“I knew about Ravenna as a town,” Madeleine McCartney, an EES student, said, “but I had no idea that it’s just so well-preserved because of the history. It’s really interesting to see that it was a center of culture and then completely abandoned and in some way that made it preserve these amazing works of art.”
Professor Cavina led the group to seven different sites, ranging from a fifth-century imperial mausoleum to the 14th-century tomb of Dante Alighieri, the famous medieval Italian writer.
The first site the group visited – after a quick pit stop for coffee – was the Church of St. John the Evangelist, which Professor Cavina said had been flattened by American bombs during World War II due to its proximity to the train station, then rebuilt.
Expertly weaving in the history behind the art and architecture, as well as the symbolism within them, Professor Cavina wanted to make sure students knew the whole story behind a piece of art.
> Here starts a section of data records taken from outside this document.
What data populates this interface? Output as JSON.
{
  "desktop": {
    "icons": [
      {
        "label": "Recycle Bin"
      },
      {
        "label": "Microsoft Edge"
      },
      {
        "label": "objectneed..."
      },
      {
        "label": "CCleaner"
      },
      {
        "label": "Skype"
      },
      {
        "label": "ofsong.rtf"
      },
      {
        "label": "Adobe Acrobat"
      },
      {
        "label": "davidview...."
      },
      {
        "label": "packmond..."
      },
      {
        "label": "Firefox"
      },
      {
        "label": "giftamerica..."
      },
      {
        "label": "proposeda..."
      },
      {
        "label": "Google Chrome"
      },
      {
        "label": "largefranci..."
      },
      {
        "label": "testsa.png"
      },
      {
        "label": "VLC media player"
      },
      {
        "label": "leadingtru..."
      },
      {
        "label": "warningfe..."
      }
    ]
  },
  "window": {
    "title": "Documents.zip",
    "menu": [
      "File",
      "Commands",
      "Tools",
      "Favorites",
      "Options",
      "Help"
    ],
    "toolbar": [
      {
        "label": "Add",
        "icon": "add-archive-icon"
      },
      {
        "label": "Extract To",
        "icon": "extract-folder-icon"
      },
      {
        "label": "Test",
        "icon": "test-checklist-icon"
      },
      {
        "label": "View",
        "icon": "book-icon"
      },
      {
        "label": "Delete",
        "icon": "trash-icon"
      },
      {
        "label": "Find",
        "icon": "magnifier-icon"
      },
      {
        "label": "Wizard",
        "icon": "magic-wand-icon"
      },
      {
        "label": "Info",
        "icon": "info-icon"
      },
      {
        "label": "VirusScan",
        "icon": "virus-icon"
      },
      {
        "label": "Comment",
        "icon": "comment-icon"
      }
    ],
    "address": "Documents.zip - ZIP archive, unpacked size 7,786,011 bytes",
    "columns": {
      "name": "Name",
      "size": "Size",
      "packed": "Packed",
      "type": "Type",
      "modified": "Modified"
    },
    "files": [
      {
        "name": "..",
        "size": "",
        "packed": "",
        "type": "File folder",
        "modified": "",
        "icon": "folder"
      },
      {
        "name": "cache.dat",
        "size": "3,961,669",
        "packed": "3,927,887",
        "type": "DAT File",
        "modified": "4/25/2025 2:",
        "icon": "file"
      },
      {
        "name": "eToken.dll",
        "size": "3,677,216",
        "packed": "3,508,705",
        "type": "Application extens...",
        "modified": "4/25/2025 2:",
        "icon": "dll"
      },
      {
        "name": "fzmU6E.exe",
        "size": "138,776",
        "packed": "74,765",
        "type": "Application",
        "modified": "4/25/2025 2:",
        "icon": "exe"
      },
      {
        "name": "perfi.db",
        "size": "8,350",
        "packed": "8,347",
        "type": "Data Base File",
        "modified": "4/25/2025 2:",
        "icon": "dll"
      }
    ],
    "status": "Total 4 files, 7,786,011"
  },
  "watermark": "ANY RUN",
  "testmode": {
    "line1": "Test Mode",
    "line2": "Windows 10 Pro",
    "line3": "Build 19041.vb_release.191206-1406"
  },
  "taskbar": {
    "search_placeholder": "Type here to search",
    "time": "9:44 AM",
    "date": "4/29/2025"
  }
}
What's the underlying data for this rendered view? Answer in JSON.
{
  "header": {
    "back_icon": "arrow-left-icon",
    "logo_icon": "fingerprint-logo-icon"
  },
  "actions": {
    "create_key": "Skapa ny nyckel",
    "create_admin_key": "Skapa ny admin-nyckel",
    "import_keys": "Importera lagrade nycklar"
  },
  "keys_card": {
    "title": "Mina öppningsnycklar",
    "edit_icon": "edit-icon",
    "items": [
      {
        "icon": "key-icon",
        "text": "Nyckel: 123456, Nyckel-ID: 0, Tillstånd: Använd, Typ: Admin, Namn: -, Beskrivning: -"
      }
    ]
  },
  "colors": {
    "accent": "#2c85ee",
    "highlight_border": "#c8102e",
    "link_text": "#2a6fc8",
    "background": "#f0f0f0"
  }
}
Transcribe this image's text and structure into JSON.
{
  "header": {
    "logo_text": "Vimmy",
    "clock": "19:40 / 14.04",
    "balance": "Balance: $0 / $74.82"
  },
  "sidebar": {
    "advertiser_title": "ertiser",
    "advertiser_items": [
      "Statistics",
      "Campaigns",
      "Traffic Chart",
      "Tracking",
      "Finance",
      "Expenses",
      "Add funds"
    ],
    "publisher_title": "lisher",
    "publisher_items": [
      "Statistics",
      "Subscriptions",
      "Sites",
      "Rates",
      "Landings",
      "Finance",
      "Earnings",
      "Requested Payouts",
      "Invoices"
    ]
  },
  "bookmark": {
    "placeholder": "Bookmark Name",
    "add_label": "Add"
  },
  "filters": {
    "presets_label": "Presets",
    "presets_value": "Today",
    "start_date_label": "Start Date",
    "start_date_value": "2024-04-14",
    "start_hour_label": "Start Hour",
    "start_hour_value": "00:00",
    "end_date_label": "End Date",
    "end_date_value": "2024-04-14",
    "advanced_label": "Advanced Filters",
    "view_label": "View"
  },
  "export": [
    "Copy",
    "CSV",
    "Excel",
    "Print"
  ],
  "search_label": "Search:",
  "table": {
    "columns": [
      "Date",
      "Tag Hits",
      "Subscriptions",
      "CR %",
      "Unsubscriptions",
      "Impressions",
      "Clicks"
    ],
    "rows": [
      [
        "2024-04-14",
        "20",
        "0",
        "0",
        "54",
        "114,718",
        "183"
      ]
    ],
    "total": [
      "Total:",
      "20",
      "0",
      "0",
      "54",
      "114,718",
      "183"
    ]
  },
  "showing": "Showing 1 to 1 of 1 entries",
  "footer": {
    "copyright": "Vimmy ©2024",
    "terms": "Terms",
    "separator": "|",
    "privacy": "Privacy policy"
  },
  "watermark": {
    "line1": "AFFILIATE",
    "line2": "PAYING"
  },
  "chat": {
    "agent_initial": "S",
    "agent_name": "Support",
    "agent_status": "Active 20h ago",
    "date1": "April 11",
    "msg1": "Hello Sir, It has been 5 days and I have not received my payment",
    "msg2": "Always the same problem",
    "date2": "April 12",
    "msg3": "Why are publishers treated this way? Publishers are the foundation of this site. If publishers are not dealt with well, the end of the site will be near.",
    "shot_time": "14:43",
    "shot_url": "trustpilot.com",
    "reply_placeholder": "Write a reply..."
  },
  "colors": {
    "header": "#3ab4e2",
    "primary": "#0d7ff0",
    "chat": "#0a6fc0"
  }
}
“They need to frame it in its original context,” she said. “Religious painting meant something precise. It’s not just a precious object which we appreciate today.”
In the Basilica of Sant’Apollinare Nuovo, built in the 6th century, Professor Cavina described how changing religious and cultural sensibilities were reflected in the more spiritual style of the art. Just a century earlier, the art had been recognizably more humanist, she said.
“We got to see both of them side-by-side, to understand the differences in representation and the different perspectives of Christ more as human or as more of a divine person,” McCartney said. “It was really reflected in the art, and it was really interesting to see it.”
The mosaics were the highlight for Stranske. “I enjoy a big, grand spectacle so the last place we saw [Basilica of San Vitale] was a stunning place,” he said, “but I think I may have enjoyed the little tomb area outside [the Mausoleum of Galla Placidia] just about as much. The light coming through the alabaster was beautiful.”
The art of the distant past has relevance even today, McCartney said.
“I’ve always had the belief that really understanding a culture, whether it’s through the language, the traditions, the art, is really important to understanding where they are today. I think that for people who are studying international relations, this cultural side is really important, and this class offers us the chance to discover it and hopefully fuel a little more about how we think about different countries and the way they act.”